The Government has launched a review of child protection legislation to offer new help to teachers falsely accused of abuse by their pupils.

David Blunkett, the Secretary of State for Education, said he was considering offering anonymity to those accused of physical or sexual abuse to stop careers being ruined by the feeling that there may be "no smoke without fire". Hundreds of teachers face allegations of assault and abuse each year, but most are cleared.

Mr Blunkett revealed details of the review after he was questioned by a teacher who broke down as she told how her husband had been the victim of a false claim by a child. Jayne Jones, a teacher from Wrexham, wept as she told the annual conference of the National Association of Schoolmasters-Union of Women Teachers: "Innocent until proven guilty for teachers: that does not apply.

"My family suffered nine months of sheer hell when my husband was the victim of a malicious and false allegations. What is the Government going to do to protect the teachers and their family from the nightmare we went through?"

Mr Blunkett told Mrs Jones: "My heart goes out to your husband and yourself... We live in a situation where regrettably the views that people have often lead to those who are totally innocent finding themselves the victims.

"We want to work with the profession to try to get this right, to provide protection for youngsters, but also protection for those who care for them and who are vulnerable to unwarranted allegations."

Mr Blunkett said the department had set up a working party with union leaders to review the regulations for dealing with teachers who faced accusations, and would discuss "any options that are manageable and feasible", and continued: "It's difficult for teachers in that they are very much on the public platform, but all of us would be sympathetic to not publishing people's names widely if that could be achieved."

The NASUWT dealt with 179 cases of teachers accused of assault by pupils last year.

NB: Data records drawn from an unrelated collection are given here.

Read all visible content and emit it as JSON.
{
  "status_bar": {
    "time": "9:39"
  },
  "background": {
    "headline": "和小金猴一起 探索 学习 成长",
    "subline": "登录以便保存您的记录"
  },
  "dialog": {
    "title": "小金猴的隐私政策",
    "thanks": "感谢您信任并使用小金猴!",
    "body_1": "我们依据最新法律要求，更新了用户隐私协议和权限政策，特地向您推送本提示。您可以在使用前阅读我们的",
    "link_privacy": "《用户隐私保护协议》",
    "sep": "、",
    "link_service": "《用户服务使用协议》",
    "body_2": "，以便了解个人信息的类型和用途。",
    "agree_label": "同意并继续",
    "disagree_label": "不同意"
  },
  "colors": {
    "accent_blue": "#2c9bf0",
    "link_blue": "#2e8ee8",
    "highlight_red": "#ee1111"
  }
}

Nigel de Gruchy, the union's general secretary, said they faced months or even years "lingering in hell" on suspension and many never managed fully to clear their names.